Fashion is in Season again in Berlin
Fashion really not important in Germany? The week at Fashion Week shows above all that the German fashion scene is more diverse than ever. If someone tells me they don’t like fashion, I say, ‘Put on a thong and a T-shirt, I love Hitler and we’ll see how much you care about what you wear.’ Designer Lucas Meyer-Leclere gets to the heart of what many people have on their minds these days: do Germans really care about fashion? Or is it just nobody? Want to think about how important what you wear is to you Meyer-Leclère talks about a sensory experience – “Clothes are usually the first thing that touches the skin in the morning.
Meyer-Leclere’s LML Studio label show also shows how fashion can touch people on many levels: at the Marienkirche, near Alexanderplatz, he made disappointing appearances in a church, gay men dressed in black leather or black shoes, plus a live concert.
Alexanderplatz was a very convenient location.

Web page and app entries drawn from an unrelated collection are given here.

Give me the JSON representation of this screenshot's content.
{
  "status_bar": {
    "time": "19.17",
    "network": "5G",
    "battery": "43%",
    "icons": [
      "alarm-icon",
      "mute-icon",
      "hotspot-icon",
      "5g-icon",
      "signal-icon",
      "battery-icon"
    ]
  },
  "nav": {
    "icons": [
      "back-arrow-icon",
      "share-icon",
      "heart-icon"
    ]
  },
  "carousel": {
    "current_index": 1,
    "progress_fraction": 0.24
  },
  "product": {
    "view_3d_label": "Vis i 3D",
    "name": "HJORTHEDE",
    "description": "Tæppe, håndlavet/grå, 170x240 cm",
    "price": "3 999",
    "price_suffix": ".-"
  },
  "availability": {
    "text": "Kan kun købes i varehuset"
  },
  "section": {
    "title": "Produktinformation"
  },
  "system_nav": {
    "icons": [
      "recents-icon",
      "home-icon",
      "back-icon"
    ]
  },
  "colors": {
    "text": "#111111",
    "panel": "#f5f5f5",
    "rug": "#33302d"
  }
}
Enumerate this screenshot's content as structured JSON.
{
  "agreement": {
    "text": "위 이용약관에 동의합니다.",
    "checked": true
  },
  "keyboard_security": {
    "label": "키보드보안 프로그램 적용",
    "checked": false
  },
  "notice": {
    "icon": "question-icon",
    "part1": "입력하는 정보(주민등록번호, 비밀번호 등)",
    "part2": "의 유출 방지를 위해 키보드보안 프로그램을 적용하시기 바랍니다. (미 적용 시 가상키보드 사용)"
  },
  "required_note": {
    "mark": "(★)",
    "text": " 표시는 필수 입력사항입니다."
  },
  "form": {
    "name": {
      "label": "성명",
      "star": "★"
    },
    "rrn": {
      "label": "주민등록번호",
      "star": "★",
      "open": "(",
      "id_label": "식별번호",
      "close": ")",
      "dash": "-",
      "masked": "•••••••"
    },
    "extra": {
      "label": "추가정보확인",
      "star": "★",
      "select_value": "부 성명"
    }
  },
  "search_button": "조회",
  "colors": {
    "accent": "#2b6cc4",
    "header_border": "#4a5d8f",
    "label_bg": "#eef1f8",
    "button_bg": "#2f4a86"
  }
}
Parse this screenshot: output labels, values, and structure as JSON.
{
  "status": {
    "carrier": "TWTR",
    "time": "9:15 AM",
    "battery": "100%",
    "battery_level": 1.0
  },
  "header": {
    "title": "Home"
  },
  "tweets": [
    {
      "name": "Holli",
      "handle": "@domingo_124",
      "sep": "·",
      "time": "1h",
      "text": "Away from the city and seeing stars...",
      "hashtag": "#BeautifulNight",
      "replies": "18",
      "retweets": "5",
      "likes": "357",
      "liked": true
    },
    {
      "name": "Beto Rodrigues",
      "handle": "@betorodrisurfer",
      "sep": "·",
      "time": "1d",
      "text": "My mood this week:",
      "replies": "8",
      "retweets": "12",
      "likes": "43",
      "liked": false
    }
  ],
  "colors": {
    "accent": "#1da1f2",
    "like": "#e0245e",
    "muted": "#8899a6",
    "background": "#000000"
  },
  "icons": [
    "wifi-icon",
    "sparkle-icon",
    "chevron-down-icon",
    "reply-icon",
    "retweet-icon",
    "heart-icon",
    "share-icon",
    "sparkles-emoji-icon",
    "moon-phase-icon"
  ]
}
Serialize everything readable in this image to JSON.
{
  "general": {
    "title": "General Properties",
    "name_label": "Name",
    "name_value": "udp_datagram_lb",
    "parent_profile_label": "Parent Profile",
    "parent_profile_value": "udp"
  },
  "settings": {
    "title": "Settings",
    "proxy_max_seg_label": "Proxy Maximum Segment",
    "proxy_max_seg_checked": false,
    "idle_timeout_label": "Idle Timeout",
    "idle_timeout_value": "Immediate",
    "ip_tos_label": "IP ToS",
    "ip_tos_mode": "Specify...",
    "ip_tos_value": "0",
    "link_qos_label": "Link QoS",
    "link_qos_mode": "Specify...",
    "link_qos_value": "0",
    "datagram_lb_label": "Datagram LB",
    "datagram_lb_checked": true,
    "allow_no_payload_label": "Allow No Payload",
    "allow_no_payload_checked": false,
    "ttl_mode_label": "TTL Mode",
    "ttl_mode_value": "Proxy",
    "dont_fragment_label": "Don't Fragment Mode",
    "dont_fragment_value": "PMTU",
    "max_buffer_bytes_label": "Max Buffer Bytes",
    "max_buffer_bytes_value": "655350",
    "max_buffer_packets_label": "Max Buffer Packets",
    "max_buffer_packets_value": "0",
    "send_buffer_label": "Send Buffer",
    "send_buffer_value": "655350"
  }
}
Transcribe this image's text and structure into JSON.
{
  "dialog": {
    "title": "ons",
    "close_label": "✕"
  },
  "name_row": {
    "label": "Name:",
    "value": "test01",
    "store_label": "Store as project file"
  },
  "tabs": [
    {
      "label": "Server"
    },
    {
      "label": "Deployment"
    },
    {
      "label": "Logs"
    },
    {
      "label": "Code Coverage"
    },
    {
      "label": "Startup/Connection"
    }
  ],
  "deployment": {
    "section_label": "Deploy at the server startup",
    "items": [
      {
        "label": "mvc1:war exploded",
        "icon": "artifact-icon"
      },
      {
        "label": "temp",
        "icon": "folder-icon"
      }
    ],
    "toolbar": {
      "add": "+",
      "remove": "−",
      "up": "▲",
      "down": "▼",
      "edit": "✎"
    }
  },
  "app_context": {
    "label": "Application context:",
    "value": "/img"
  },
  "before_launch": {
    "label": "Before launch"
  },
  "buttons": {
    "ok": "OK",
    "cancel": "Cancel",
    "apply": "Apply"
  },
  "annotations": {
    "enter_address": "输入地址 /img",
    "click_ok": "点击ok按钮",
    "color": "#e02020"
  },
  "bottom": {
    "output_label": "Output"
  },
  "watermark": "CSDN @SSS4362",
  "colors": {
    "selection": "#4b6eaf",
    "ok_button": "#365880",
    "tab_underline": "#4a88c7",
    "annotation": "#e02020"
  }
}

One of the problems of this fashion week was that the stylists themselves organized their sites: the spaces were spread all over the city. Between Marzahn, Mitte, Charlottenburg and Oberschöneweide, it was not possible to go from one show to the next.
Jan Gritsfeld also showed his costumes at the former Oberschöneweide factory on the other side of town. His show drew a lot of attention last year: it started with a mermaid and ended with a white peace dress – as a Ukrainian designer, he couldn’t ignore the war that had just broken out like the others.
At that time he was connected from Kyiv; Now, a year later, he is in Berlin. His designs draw on his work over the past 10 years: from blue striped suits (as he jokingly calls the color) to mesh dresses and gold two-piece suits. But the clothes were strange.
The most emotional moment for him (and for the public) was when he ended up walking the runway several times alone, caressing passing models and exposing his torso to the cameras, with the inscription “Beauty is no reason to be prohibited”. Beauty is not a reason for deprivation, so what does he mean by that? After the show, he said, “When such terrible things happen, people must come together in the power of love and leave their comfort zone.”
On the other hand, the week in Berlin produced fashion that, as cliché as it may seem, brought joy back to the runway: the debut of the Rianna + Nina brand was full of color and the joie de vivre, which the founders dubbed at the time . Group is also Kípos, Greek for garden. The capital’s fashion scene is as diverse as the shows in Berlin. This week has shown that impressively – with all its ups and downs.